- PROBLEM -
The answer must be an exact copy of every entry.

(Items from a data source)
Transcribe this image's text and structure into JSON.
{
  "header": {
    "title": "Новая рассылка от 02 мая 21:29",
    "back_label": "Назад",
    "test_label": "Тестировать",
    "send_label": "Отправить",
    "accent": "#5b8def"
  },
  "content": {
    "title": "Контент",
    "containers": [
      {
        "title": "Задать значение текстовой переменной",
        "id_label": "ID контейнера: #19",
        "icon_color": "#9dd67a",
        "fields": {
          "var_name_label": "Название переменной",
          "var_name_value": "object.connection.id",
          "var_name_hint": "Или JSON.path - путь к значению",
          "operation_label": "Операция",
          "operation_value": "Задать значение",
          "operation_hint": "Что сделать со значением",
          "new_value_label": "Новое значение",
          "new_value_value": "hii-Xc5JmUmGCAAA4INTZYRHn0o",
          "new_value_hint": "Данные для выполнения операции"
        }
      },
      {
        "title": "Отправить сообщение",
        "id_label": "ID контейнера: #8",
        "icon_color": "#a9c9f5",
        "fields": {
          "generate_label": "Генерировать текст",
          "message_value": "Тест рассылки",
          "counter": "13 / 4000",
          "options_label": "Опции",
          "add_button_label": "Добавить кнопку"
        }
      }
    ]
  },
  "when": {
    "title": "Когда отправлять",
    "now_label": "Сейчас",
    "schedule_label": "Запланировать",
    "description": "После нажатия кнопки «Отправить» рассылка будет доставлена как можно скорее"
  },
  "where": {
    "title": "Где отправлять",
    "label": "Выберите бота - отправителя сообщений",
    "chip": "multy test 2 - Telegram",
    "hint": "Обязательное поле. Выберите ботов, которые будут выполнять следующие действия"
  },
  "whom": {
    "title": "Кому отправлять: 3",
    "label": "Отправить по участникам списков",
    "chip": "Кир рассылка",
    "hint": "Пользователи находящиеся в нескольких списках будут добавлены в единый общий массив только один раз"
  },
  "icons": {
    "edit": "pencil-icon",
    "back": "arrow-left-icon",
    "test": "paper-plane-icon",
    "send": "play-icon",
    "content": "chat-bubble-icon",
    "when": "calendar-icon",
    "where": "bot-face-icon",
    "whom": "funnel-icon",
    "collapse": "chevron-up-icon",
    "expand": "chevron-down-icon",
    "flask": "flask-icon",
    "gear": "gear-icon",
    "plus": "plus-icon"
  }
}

- ANSWER -
Transcribe this image's text and structure into JSON.
{
  "header": {
    "title": "Новая рассылка от 02 мая 21:29",
    "back_label": "Назад",
    "test_label": "Тестировать",
    "send_label": "Отправить",
    "accent": "#5b8def"
  },
  "content": {
    "title": "Контент",
    "containers": [
      {
        "title": "Задать значение текстовой переменной",
        "id_label": "ID контейнера: #19",
        "icon_color": "#9dd67a",
        "fields": {
          "var_name_label": "Название переменной",
          "var_name_value": "object.connection.id",
          "var_name_hint": "Или JSON.path - путь к значению",
          "operation_label": "Операция",
          "operation_value": "Задать значение",
          "operation_hint": "Что сделать со значением",
          "new_value_label": "Новое значение",
          "new_value_value": "hii-Xc5JmUmGCAAA4INTZYRHn0o",
          "new_value_hint": "Данные для выполнения операции"
        }
      },
      {
        "title": "Отправить сообщение",
        "id_label": "ID контейнера: #8",
        "icon_color": "#a9c9f5",
        "fields": {
          "generate_label": "Генерировать текст",
          "message_value": "Тест рассылки",
          "counter": "13 / 4000",
          "options_label": "Опции",
          "add_button_label": "Добавить кнопку"
        }
      }
    ]
  },
  "when": {
    "title": "Когда отправлять",
    "now_label": "Сейчас",
    "schedule_label": "Запланировать",
    "description": "После нажатия кнопки «Отправить» рассылка будет доставлена как можно скорее"
  },
  "where": {
    "title": "Где отправлять",
    "label": "Выберите бота - отправителя сообщений",
    "chip": "multy test 2 - Telegram",
    "hint": "Обязательное поле. Выберите ботов, которые будут выполнять следующие действия"
  },
  "whom": {
    "title": "Кому отправлять: 3",
    "label": "Отправить по участникам списков",
    "chip": "Кир рассылка",
    "hint": "Пользователи находящиеся в нескольких списках будут добавлены в единый общий массив только один раз"
  },
  "icons": {
    "edit": "pencil-icon",
    "back": "arrow-left-icon",
    "test": "paper-plane-icon",
    "send": "play-icon",
    "content": "chat-bubble-icon",
    "when": "calendar-icon",
    "where": "bot-face-icon",
    "whom": "funnel-icon",
    "collapse": "chevron-up-icon",
    "expand": "chevron-down-icon",
    "flask": "flask-icon",
    "gear": "gear-icon",
    "plus": "plus-icon"
  }
}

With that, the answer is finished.